Your answer should hold all lines of the entries that include the word "text".

Items from an interface collection
Content starts

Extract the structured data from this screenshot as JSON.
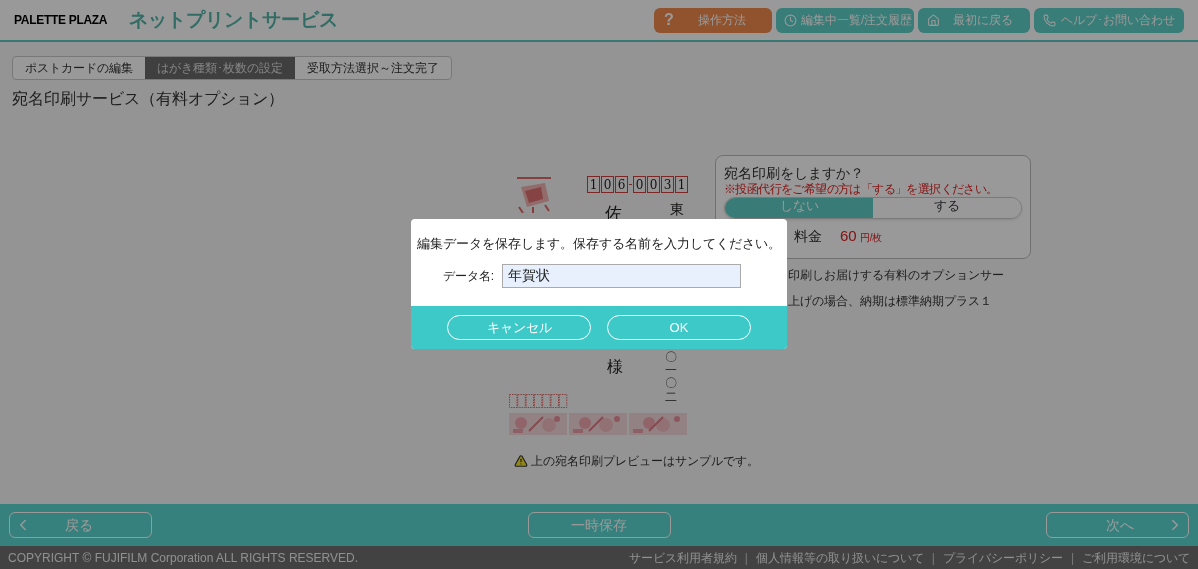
{
  "header": {
    "brand": "PALETTE PLAZA",
    "service": "ネットプリントサービス",
    "buttons": [
      {
        "kind": "help",
        "label": "操作方法",
        "icon": "?"
      },
      {
        "kind": "history",
        "label": "編集中一覧/注文履歴"
      },
      {
        "kind": "home",
        "label": "最初に戻る"
      },
      {
        "kind": "contact",
        "label": "ヘルプ･お問い合わせ"
      }
    ]
  },
  "steps": [
    {
      "label": "ポストカードの編集",
      "selected": false
    },
    {
      "label": "はがき種類･枚数の設定",
      "selected": true
    },
    {
      "label": "受取方法選択～注文完了",
      "selected": false
    }
  ],
  "page_title": "宛名印刷サービス（有料オプション）",
  "preview": {
    "zip_digits": [
      "1",
      "0",
      "6",
      "0",
      "0",
      "3",
      "1"
    ],
    "name_char": "佐",
    "address_top": "東",
    "address_bottom": "〇一〇二",
    "honorific": "様"
  },
  "option_panel": {
    "question": "宛名印刷をしますか？",
    "note": "※投函代行をご希望の方は「する」を選択ください。",
    "choices": [
      {
        "label": "しない",
        "selected": true
      },
      {
        "label": "する",
        "selected": false
      }
    ],
    "fee_label": "料金",
    "fee_value": "60",
    "fee_unit": "円/枚"
  },
  "description_lines": [
    "印刷しお届けする有料のオプションサー",
    "上げの場合、納期は標準納期プラス１"
  ],
  "sample_notice": "上の宛名印刷プレビューはサンプルです。",
  "nav": {
    "back": "戻る",
    "save": "一時保存",
    "next": "次へ"
  },
  "footer": {
    "copyright": "COPYRIGHT © FUJIFILM Corporation ALL RIGHTS RESERVED.",
    "links": [
      {
        "kind": "link",
        "text": "サービス利用者規約"
      },
      {
        "kind": "separator",
        "text": "|"
      },
      {
        "kind": "link",
        "text": "個人情報等の取り扱いについて"
      },
      {
        "kind": "separator",
        "text": "|"
      },
      {
        "kind": "link",
        "text": "プライバシーポリシー"
      },
      {
        "kind": "separator",
        "text": "|"
      },
      {
        "kind": "link",
        "text": "ご利用環境について"
      }
    ]
  },
  "dialog": {
    "message": "編集データを保存します。保存する名前を入力してください。",
    "field_label": "データ名:",
    "field_value": "年賀状",
    "buttons": [
      "キャンセル",
      "OK"
    ]
  }
}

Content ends

_EXERCISE RESULT_
        "text": "サービス利用者規約"
        "text": "|"
        "text": "個人情報等の取り扱いについて"
        "text": "|"
        "text": "プライバシーポリシー"
        "text": "|"
        "text": "ご利用環境について"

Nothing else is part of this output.